Hudson River Valley
The Hudson River has a fascinating depth of character. Its source is Lake Tear of the Clouds in the High Peaks region of the Adirondacks. From there, the river drains nearly 14,000 square miles, flowing in a southerly direction for 315 miles to Battery Park at the southern tip of Manhattan. For the last 152 miles of this journey, from the Federal Dam at Troy, it is a tidal river. It is no surprise, then, that the Hudson Valley supports an impressive range of wildlife and birds.
White-tailed deer are plentiful in the region, as are raccoons, muskrats and skunks. You might see red fox, coyotes, mink, and 77 species of birds at the Pawling Nature Reserve, just an hour and a half from New York City. An extensive trail system leads the visitor through a remarkably diverse landscape, including a beautiful gorge and two outstanding hemlock ravines. Another Reserve near the big city is Mianus River Gorge, which also offers great hiking, hemlocks, fern glens and more. Both Pawling Nature Reserve and the Mianus River Gorge Wildlife Refuge and Botanical Preserve are owned by The Nature Conservancy. Many of the Valley's state parks are also excellent places for birding and wildlife viewing.
Along the river are blue claw crabs, snapping turtles and diamondback terrapins. The river's mudflats are used extensively by herons and egrets.
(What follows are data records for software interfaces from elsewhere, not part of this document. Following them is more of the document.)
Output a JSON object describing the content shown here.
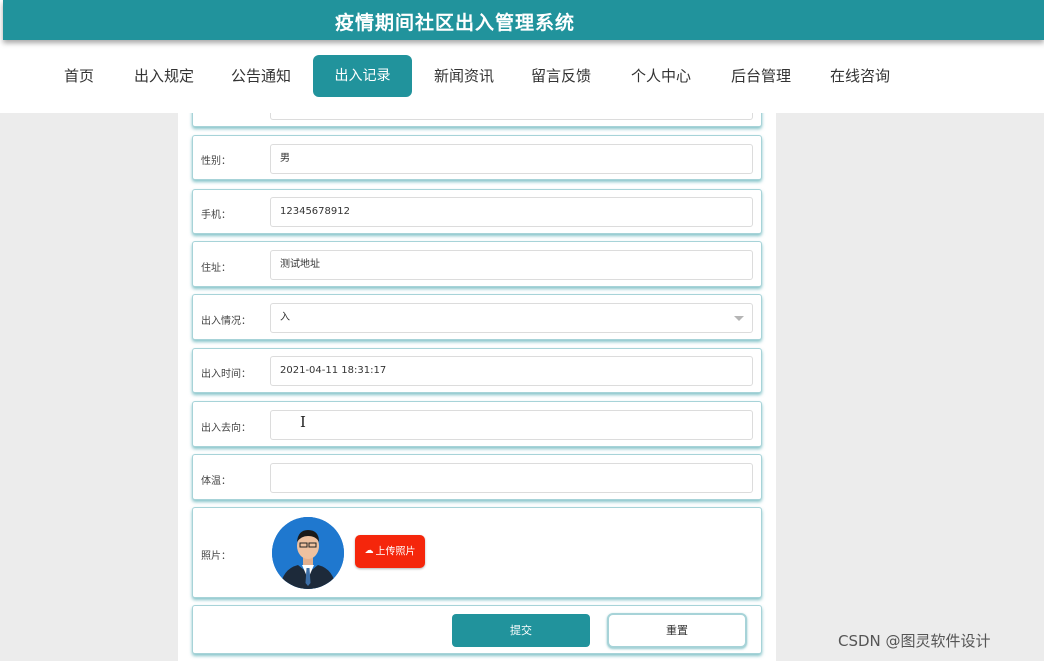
{
  "header": {
    "title": "疫情期间社区出入管理系统"
  },
  "nav": {
    "items": [
      {
        "label": "首页"
      },
      {
        "label": "出入规定"
      },
      {
        "label": "公告通知"
      },
      {
        "label": "出入记录",
        "active": true
      },
      {
        "label": "新闻资讯"
      },
      {
        "label": "留言反馈"
      },
      {
        "label": "个人中心"
      },
      {
        "label": "后台管理"
      },
      {
        "label": "在线咨询"
      }
    ]
  },
  "form": {
    "gender": {
      "label": "性别：",
      "value": "男"
    },
    "phone": {
      "label": "手机：",
      "value": "12345678912"
    },
    "address": {
      "label": "住址：",
      "value": "测试地址"
    },
    "status": {
      "label": "出入情况：",
      "value": "入"
    },
    "time": {
      "label": "出入时间：",
      "value": "2021-04-11 18:31:17"
    },
    "destination": {
      "label": "出入去向：",
      "value": ""
    },
    "temperature": {
      "label": "体温：",
      "value": ""
    },
    "photo": {
      "label": "照片：",
      "upload_label": "上传照片",
      "upload_icon": "cloud-upload-icon"
    },
    "submit_label": "提交",
    "reset_label": "重置"
  },
  "watermark": "CSDN @图灵软件设计",
  "colors": {
    "primary": "#21939c",
    "upload": "#f5260b",
    "background": "#ececec"
  }
}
Bank swallows and belted kingfishers nest in places such as the sand cliffs of Stockport, north of Hudson, N.Y Birders thrill at the sight of bald eagles and ospreys along the river.
Large numbers of resident and breeding bird species are present in the Hudson Valley. A birder's list could include the Eastern bluebird, pileated woodpeckers, yellow warblers and hundreds of other species. Birds of prey can been throughout the Valley. Even in New York City, Central Park bird-watchers can enjoy spying on red-tailed hawks and other raptors.
Details mentioned in this article were accurate at the time of publication